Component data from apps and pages
::::
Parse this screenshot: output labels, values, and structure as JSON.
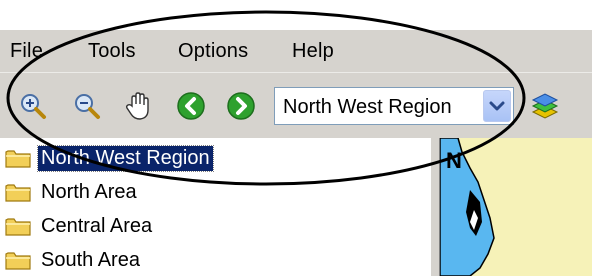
{
  "menu": {
    "items": [
      {
        "label": "File"
      },
      {
        "label": "Tools"
      },
      {
        "label": "Options"
      },
      {
        "label": "Help"
      }
    ]
  },
  "toolbar": {
    "buttons": [
      {
        "icon": "zoom-in-icon"
      },
      {
        "icon": "zoom-out-icon"
      },
      {
        "icon": "pan-hand-icon"
      },
      {
        "icon": "back-arrow-icon"
      },
      {
        "icon": "forward-arrow-icon"
      },
      {
        "icon": "layers-icon"
      }
    ],
    "region_select": {
      "value": "North West Region"
    }
  },
  "tree": {
    "items": [
      {
        "label": "North West Region",
        "selected": true
      },
      {
        "label": "North Area",
        "selected": false
      },
      {
        "label": "Central Area",
        "selected": false
      },
      {
        "label": "South Area",
        "selected": false
      }
    ]
  },
  "map": {
    "label": "N",
    "water_color": "#59b7f0",
    "land_color": "#f6f2b8"
  },
  "colors": {
    "chrome": "#d6d3ce",
    "selection": "#0a246a",
    "nav_green": "#2ea12e"
  }
}
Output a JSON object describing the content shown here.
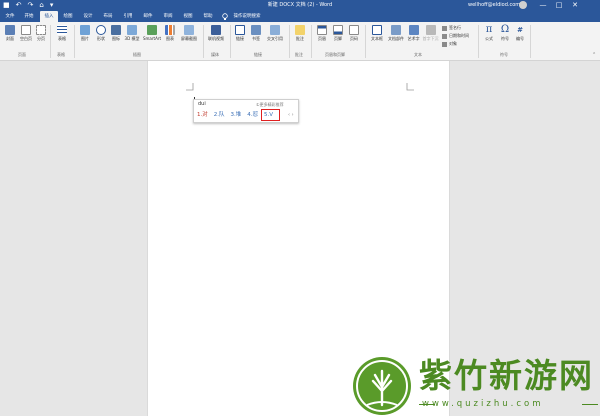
{
  "window": {
    "title": "新建 DOCX 文档 (2) - Word",
    "user": "wellhoff@eldiod.com",
    "qat": [
      "■",
      "↶",
      "↷",
      "⌂",
      "▾"
    ],
    "controls": [
      "—",
      "□",
      "✕"
    ]
  },
  "tabs": [
    {
      "label": "文件",
      "active": false
    },
    {
      "label": "开始",
      "active": false
    },
    {
      "label": "插入",
      "active": true
    },
    {
      "label": "绘图",
      "active": false
    },
    {
      "label": "设计",
      "active": false
    },
    {
      "label": "布局",
      "active": false
    },
    {
      "label": "引用",
      "active": false
    },
    {
      "label": "邮件",
      "active": false
    },
    {
      "label": "审阅",
      "active": false
    },
    {
      "label": "视图",
      "active": false
    },
    {
      "label": "帮助",
      "active": false
    },
    {
      "label": "操作说明搜索",
      "active": false
    }
  ],
  "ribbon": {
    "buttons": [
      "封面",
      "空白页",
      "分页",
      "表格",
      "图片",
      "形状",
      "图标",
      "3D 模型",
      "SmartArt",
      "图表",
      "屏幕截图",
      "联机视频",
      "链接",
      "书签",
      "交叉引用",
      "批注",
      "页眉",
      "页脚",
      "页码",
      "文本框",
      "文档部件",
      "艺术字",
      "首字下沉",
      "公式",
      "符号",
      "编号"
    ],
    "small_items": [
      "签名行",
      "日期和时间",
      "对象"
    ],
    "groups": [
      "页面",
      "表格",
      "插图",
      "媒体",
      "链接",
      "批注",
      "页眉和页脚",
      "文本",
      "符号"
    ]
  },
  "ime": {
    "composition": "dui",
    "hint": "①更多精彩推荐",
    "candidates": [
      "1.对",
      "2.队",
      "3.堆",
      "4.怼",
      "5.V"
    ],
    "nav": "‹ ›"
  },
  "watermark": {
    "title": "紫竹新游网",
    "url": "www.quzizhu.com"
  },
  "colors": {
    "title_bar": "#2b579a",
    "ribbon": "#f3f3f3",
    "workspace": "#e6e6e6",
    "page": "#ffffff",
    "ime_highlight": "#e02020",
    "watermark_green": "#4c8a22"
  }
}
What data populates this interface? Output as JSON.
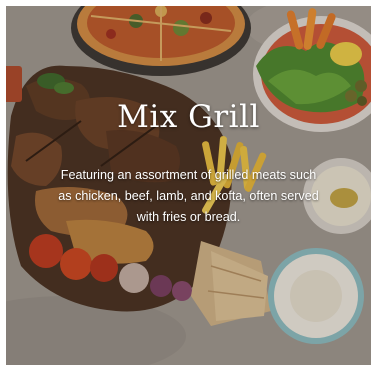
{
  "card": {
    "title": "Mix Grill",
    "description": "Featuring an assortment of grilled meats such as chicken, beef, lamb, and kofta, often served with fries or bread."
  }
}
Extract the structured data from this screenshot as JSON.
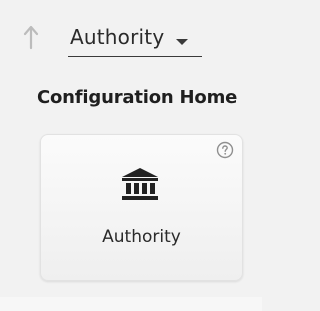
{
  "nav": {
    "up_icon": "arrow-up-icon",
    "dropdown": {
      "selected": "Authority",
      "caret_icon": "caret-down-icon"
    }
  },
  "page": {
    "title": "Configuration Home"
  },
  "cards": [
    {
      "label": "Authority",
      "icon": "building-columns-icon",
      "help_icon": "help-circle-icon"
    }
  ],
  "colors": {
    "background": "#f2f2f2",
    "card_background": "#f7f7f7",
    "text": "#1f1f1f",
    "muted_icon": "#b5b5b5"
  }
}
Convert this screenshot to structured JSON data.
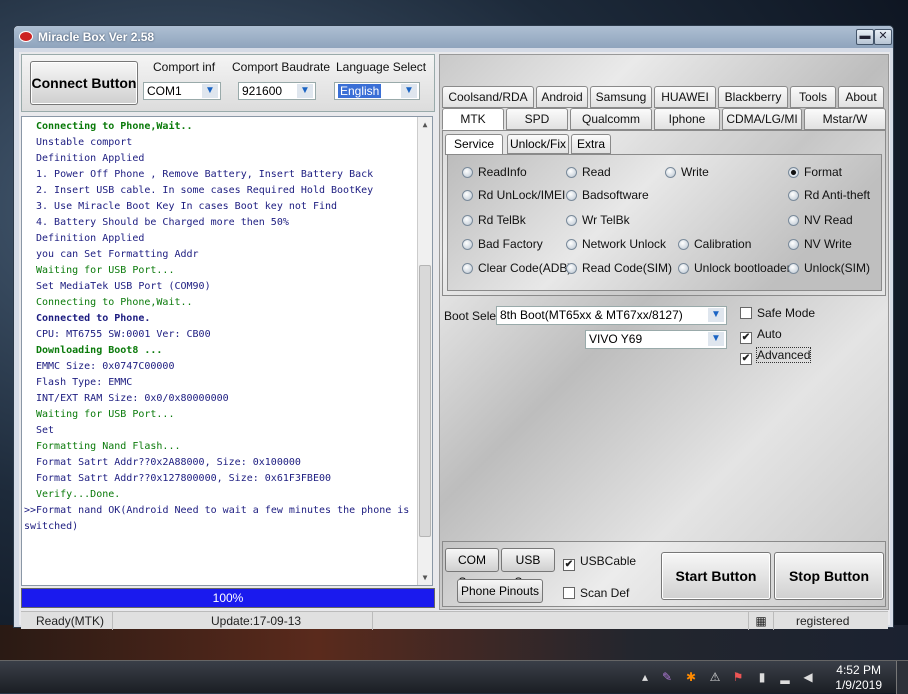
{
  "window": {
    "title": "Miracle Box Ver 2.58",
    "minimize_glyph": "▬",
    "close_glyph": "✕"
  },
  "top": {
    "connect_label": "Connect Button",
    "comport_label": "Comport inf",
    "comport_value": "COM1",
    "baud_label": "Comport Baudrate",
    "baud_value": "921600",
    "lang_label": "Language Select",
    "lang_value": "English"
  },
  "log": [
    {
      "text": "Connecting to Phone,Wait..",
      "style": "gb"
    },
    {
      "text": "Unstable comport",
      "style": "n"
    },
    {
      "text": "Definition Applied",
      "style": "n"
    },
    {
      "text": "1. Power Off Phone , Remove Battery, Insert Battery Back",
      "style": "n"
    },
    {
      "text": "2. Insert USB cable. In some cases Required Hold BootKey",
      "style": "n"
    },
    {
      "text": "3. Use Miracle Boot Key In cases Boot key not Find",
      "style": "n"
    },
    {
      "text": "4. Battery Should be Charged more then 50%",
      "style": "n"
    },
    {
      "text": "Definition Applied",
      "style": "n"
    },
    {
      "text": "you can Set Formatting Addr",
      "style": "n"
    },
    {
      "text": "Waiting for USB Port...",
      "style": "g"
    },
    {
      "text": "Set MediaTek USB Port (COM90)",
      "style": "n"
    },
    {
      "text": "Connecting to Phone,Wait..",
      "style": "g"
    },
    {
      "text": "Connected to Phone.",
      "style": "b"
    },
    {
      "text": "CPU: MT6755 SW:0001 Ver: CB00",
      "style": "n"
    },
    {
      "text": "Downloading Boot8 ...",
      "style": "gb"
    },
    {
      "text": "EMMC Size: 0x0747C00000",
      "style": "n"
    },
    {
      "text": "Flash Type: EMMC",
      "style": "n"
    },
    {
      "text": "INT/EXT RAM  Size: 0x0/0x80000000",
      "style": "n"
    },
    {
      "text": "Waiting for USB Port...",
      "style": "g"
    },
    {
      "text": "Set",
      "style": "n"
    },
    {
      "text": "Formatting Nand Flash...",
      "style": "g"
    },
    {
      "text": "Format Satrt Addr??0x2A88000, Size: 0x100000",
      "style": "n"
    },
    {
      "text": "Format Satrt Addr??0x127800000, Size: 0x61F3FBE00",
      "style": "n"
    },
    {
      "text": "Verify...Done.",
      "style": "g"
    },
    {
      "text": ">>Format nand OK(Android Need to wait a few minutes the phone is",
      "style": "n"
    },
    {
      "text": "switched)",
      "style": "n"
    }
  ],
  "progress": {
    "label": "100%",
    "value": 100
  },
  "status": {
    "mode": "Ready(MTK)",
    "update": "Update:17-09-13",
    "registered": "registered"
  },
  "tabs_row1": [
    "Coolsand/RDA",
    "Android",
    "Samsung",
    "HUAWEI",
    "Blackberry",
    "Tools",
    "About"
  ],
  "tabs_row2": [
    "MTK",
    "SPD",
    "Qualcomm",
    "Iphone",
    "CDMA/LG/MI",
    "Mstar/W"
  ],
  "subtabs": [
    "Service",
    "Unlock/Fix",
    "Extra"
  ],
  "radios": [
    [
      "ReadInfo",
      "Read",
      "Write",
      "Format"
    ],
    [
      "Rd UnLock/IMEI",
      "Badsoftware",
      "",
      "Rd Anti-theft"
    ],
    [
      "Rd TelBk",
      "Wr TelBk",
      "",
      "NV Read"
    ],
    [
      "Bad Factory",
      "Network Unlock",
      "Calibration",
      "NV Write"
    ],
    [
      "Clear Code(ADB)",
      "Read Code(SIM)",
      "Unlock bootloader",
      "Unlock(SIM)"
    ]
  ],
  "selected_radio": "Format",
  "boot": {
    "label": "Boot Selec",
    "value": "8th Boot(MT65xx & MT67xx/8127)",
    "model_value": "VIVO Y69"
  },
  "options": [
    {
      "label": "Safe Mode",
      "checked": false
    },
    {
      "label": "Auto",
      "checked": true
    },
    {
      "label": "Advanced",
      "checked": true
    }
  ],
  "bottom": {
    "com_scan": "COM Scan",
    "usb_scan": "USB Scan",
    "usb_cable": "USBCable",
    "usb_cable_checked": true,
    "phone_pinouts": "Phone Pinouts",
    "scan_def": "Scan Def",
    "scan_def_checked": false,
    "start": "Start Button",
    "stop": "Stop Button"
  },
  "taskbar": {
    "time": "4:52 PM",
    "date": "1/9/2019"
  }
}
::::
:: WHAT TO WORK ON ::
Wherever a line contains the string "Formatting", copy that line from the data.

:: FINAL ANSWER ::
      "text": "you can Set Formatting Addr",
      "text": "Formatting Nand Flash...",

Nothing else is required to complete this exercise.